Finally, Calvetti appeared and acted nervously throughout her entire encounter with Trooper Ziecina. She was jittery, sweaty, and hesitated when answering even basic questions. See In-Car Video Recording, Gvmt. Ex. 3, When she drove past Trooper Ziecina's vehicle, she had her arms rigidly outstretched on the steering wheel and had a cold, blank stare on her face. Even if the average individual would experience some amount of anxiety during a traffic stop, the Court finds that Calvetti's displays of nervousness went beyond what could be considered normal during a routine traffic stop.
Based on Defendants' statements and conduct, Trooper Ziecina was reasonably suspicious that Defendants were not being truthful about the reasons for their non-stop, 24-hour drive from Texas to Michigan. The Sixth Circuit's opinion in U.S. v. Stepp supports this Court's conclusion. U.S. v. Stepp, 680 F.3d 651 (6th Cir. 2012).
In Stepp, defendants were pulled over because their license plate was not registered to their rental vehicle. Stepp, 680 F.3d 651, 657. Officers noticed that defendants were nervous, pretended to be asleep when the officers approached the car, did not have a rental agreement for the vehicle, did not know who owned the vehicle, were not listed as authorized drivers for the rental vehicle, had dubious travel plans, and had previous narcotics convictions. Id. at 664. The district court held that these factors, when combined, created reasonable suspicion that defendants were engaged in criminal activity. Id.
The Sixth Circuit affirmed the district court's conclusion. Id. at 667. The Sixth Circuit noted that although some factors like nervousness, driving a rental car, failing to produce a rental car agreement, and pretending to be asleep when officers approached are all relatively weak indicators of criminal activity, they may "support the existence of reasonable suspicion" when "combined with the occupants' past history of narcotics activity and their vague travel plans . . . ." Id. at 665.
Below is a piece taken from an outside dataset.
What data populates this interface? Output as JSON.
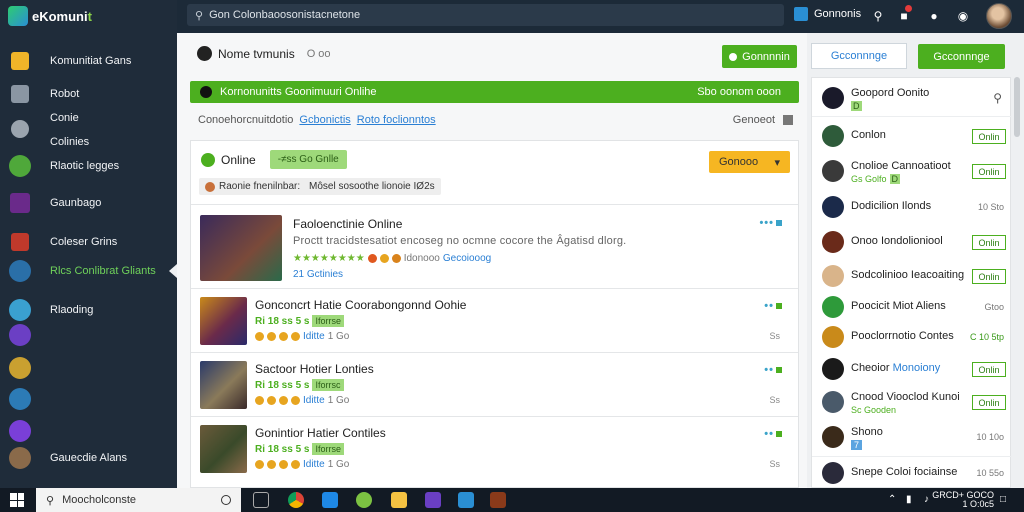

Those same suspicious factors are present here. Calvetti was visibly nervous, both Defendants had prior drug convictions, and Defendants' travel plans appeared dubious. While other circumstances of the traffic stop may at first appear to be innocent, such as Calvetti's confusion about her ownership of the minivan or her initial inability to produce a driver's license, they appear more nefarious when considered in combination with the other facts.
Based on the foregoing, the Court holds that Trooper Ziecina had reasonable suspicion based on articulable facts that justified his prolongation of the traffic stop beyond its initial scope. Trooper Ziecina did not violate Defendants' Fourth Amendment rights, and this Court therefore DENIES Defendants' Joint Motions to Suppress (Docs. #18 and #22).
CONCLUSION & ORDER
For the reasons set forth above, IT IS ORDERED that Defendants' Joint Motions to Suppress Evidence (Doc. #18 and Doc. #22) are DENIED.
IT IS SO ORDERED.
S/Sean F. Cox
Sean F. Cox
United States District Judge
Dated: September 4, 2014 I hereby certify that a copy of the foregoing document was served upon counsel of record on September 4, 2014, by electronic and/or ordinary mail.